Study material:
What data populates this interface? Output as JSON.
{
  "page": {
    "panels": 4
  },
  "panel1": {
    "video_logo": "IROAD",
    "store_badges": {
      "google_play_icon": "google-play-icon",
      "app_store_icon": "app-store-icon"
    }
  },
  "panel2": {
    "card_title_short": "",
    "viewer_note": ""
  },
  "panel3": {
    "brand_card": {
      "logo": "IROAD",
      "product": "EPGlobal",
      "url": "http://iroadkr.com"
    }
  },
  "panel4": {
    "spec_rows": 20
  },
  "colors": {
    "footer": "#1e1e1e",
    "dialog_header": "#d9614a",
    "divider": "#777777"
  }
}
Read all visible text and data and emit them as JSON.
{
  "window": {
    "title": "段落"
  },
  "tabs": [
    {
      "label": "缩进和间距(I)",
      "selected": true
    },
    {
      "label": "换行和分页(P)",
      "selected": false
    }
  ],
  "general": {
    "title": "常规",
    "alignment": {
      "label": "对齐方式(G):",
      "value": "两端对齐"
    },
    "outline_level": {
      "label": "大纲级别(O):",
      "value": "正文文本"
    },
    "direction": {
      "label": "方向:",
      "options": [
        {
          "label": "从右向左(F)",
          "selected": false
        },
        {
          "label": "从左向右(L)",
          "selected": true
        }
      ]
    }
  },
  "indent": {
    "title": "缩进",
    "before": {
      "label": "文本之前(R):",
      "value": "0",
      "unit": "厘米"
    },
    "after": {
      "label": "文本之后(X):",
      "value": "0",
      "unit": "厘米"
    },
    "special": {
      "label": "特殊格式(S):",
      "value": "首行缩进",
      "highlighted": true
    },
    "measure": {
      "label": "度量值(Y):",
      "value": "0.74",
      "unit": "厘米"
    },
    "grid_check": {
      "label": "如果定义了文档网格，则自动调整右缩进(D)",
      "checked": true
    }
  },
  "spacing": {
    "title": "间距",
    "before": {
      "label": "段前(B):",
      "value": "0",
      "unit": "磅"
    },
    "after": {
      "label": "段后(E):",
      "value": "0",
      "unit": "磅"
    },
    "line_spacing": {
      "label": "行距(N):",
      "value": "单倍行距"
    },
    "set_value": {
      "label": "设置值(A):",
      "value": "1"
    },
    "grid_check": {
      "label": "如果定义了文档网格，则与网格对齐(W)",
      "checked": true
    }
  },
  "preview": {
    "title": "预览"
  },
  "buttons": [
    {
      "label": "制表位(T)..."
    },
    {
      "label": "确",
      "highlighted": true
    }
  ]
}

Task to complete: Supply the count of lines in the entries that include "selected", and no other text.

Exercise result: 4